Looking Back: Dedication marks facility’s openingPublished 10:19am Friday, May 17, 2013
by Clyde Parker
EDITOR’S NOTE: Looking Back features past articles from The Tidewater News with commentary by local historian Clyde Parker.
May 17, 1963
Southampton Memorial Hospital will be dedicated on Sunday. It will soon replace Raiford Memorial Hospital. Governor Albertis Harrison, accompanied by Lt. Governor Mills Godwin, will be here to dedicate the new building. The occasion marks the official completion of the four-level, 110-bed medical center. The general public is invited and is expected to attend in large numbers.
Governor Harrison will be the primary speaker. We will also hear from Sol Rawls, Jr., Chairman of the Board and President of Raiford Memorial Hospital and Southampton Memorial Hospital; Dr. Kurt Hirsch, Chief of Staff for the practicing doctors at both hospitals; and Jesse Reel, Administrator for both hospitals.
“Essentially, a new “industry” has come to town, and it certainly enhances our community image and contributes greatly to the economic growth of our area,” Rawls said. “We will have new jobs.”
“And we, at the new hospital, will be spending quite a bit more money with local businesses. And, it goes without saying, the community will have greatly expanded health-care resources,” he added. In this connection, the Board of Directors of the Franklin Chamber of Commerce just released a formal resolution expressing their gratitude to the officers and directors of Southampton Memorial Hospital for bringing about a significant expansion of our local economy.
On Sunday, at the dedication and celebration, Southampton Memorial Hospital Administrator Jesse Reel will be the man behind the scenes. From the start of construction on Southampton to the present, he has worked quietly and simultaneously as Administrator for both Raiford and Southampton. He maintains two offices and divides his time between both places as work dictates.

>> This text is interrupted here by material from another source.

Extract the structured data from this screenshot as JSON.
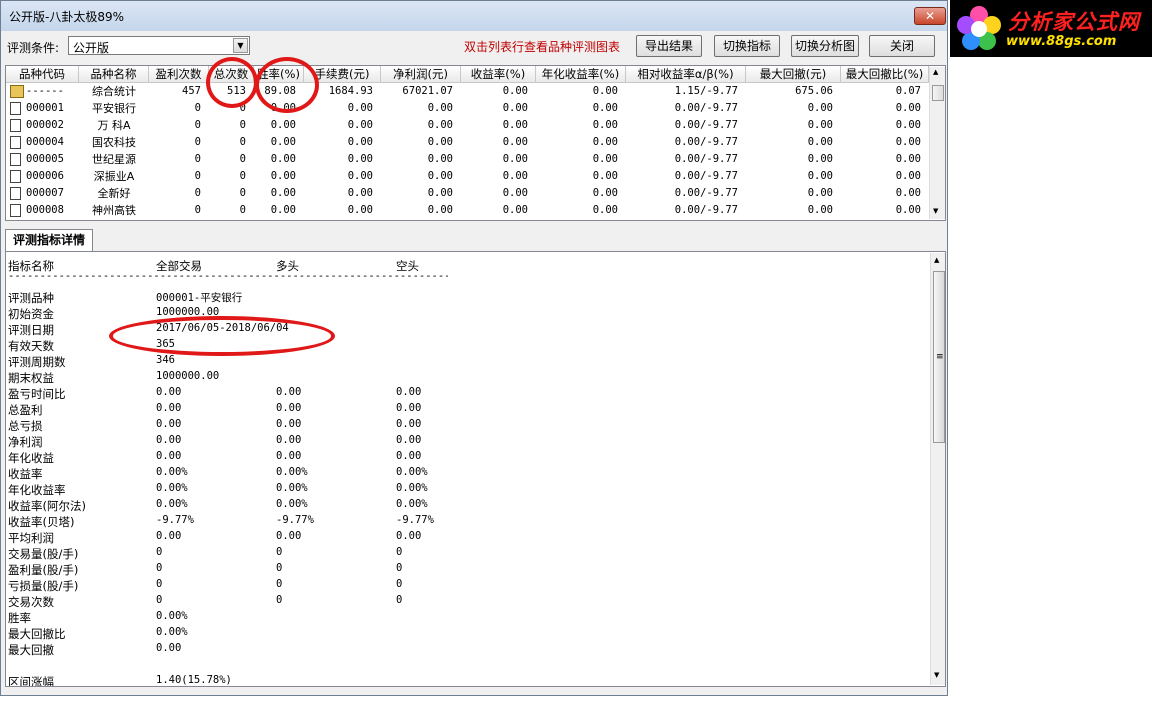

For many weeks now, Reel’s office at Raiford has been a “beehive of activity”, as he put it, as plans for the dedication at Southampton are being finalized. “There have been a multitude of last minute details that have needed our attention,” he said.
Another person at Raiford has been extremely busy. As secretary to Reel, Ida Burgess, has been, and still is, right down in the middle of everything that is going on.
Even though construction on the new hospital is essentially complete, there is still much other work to be done. “For one thing, the hospital is still $100,000 behind in pledges,” Rawls said. “We must catch-up on that.” “And there is still a lot of equipment to be installed and checked to see that it is working properly. A certain amount of equipment, now at Raiford, will also have to be moved to the new building.”
One of the biggest jobs is yet to come — that of moving patients from Raiford to Southampton. Present plans are to move them sometime around the middle of June, according to Reel. “We are now preparing patient rooms; and, as we speak, furnishings and supplies are being moved in and placed.”
The new medical office building has been completed. Most of the doctors have relocated there.
In the meantime, the Board of Directors, in a meeting last week, authorized Rawls to negotiate sale of the old Raiford Memorial Hospital property. Located on Main Street in downtown Franklin, the old hospital is housed in a building that was originally the Virginia Hotel — built in 1880.
A stipulation of the sale is the buyer must tear down the old building and replace it with a new retail or other commercial structure.
Rawls came up with an idea. He contacted officials of Rose’s Stores, Inc. at their Henderson, NC headquarters and asked them to buy the Raiford property, tear down the old building, and build a new, larger, and more modern store on the site. The new structure would replace the store that they currently have at the southeastern corner of Main Street and Third Avenue.
“A tentative agreement has been reached,” Rawls replied in response to a recent inquiry.
Already, several community leaders and hospital officials are having thoughts and discussions concerning the possibility of building a nursing home on the Southampton Memorial Hospital property. Space is available for such a facility and it could possibly connect with the hospital.
CLYDE PARKER is a retired human resources manager for the former Franklin Equipment Co. and a member of the Southampton County Historical Society. His email address is firstname.lastname@example.org.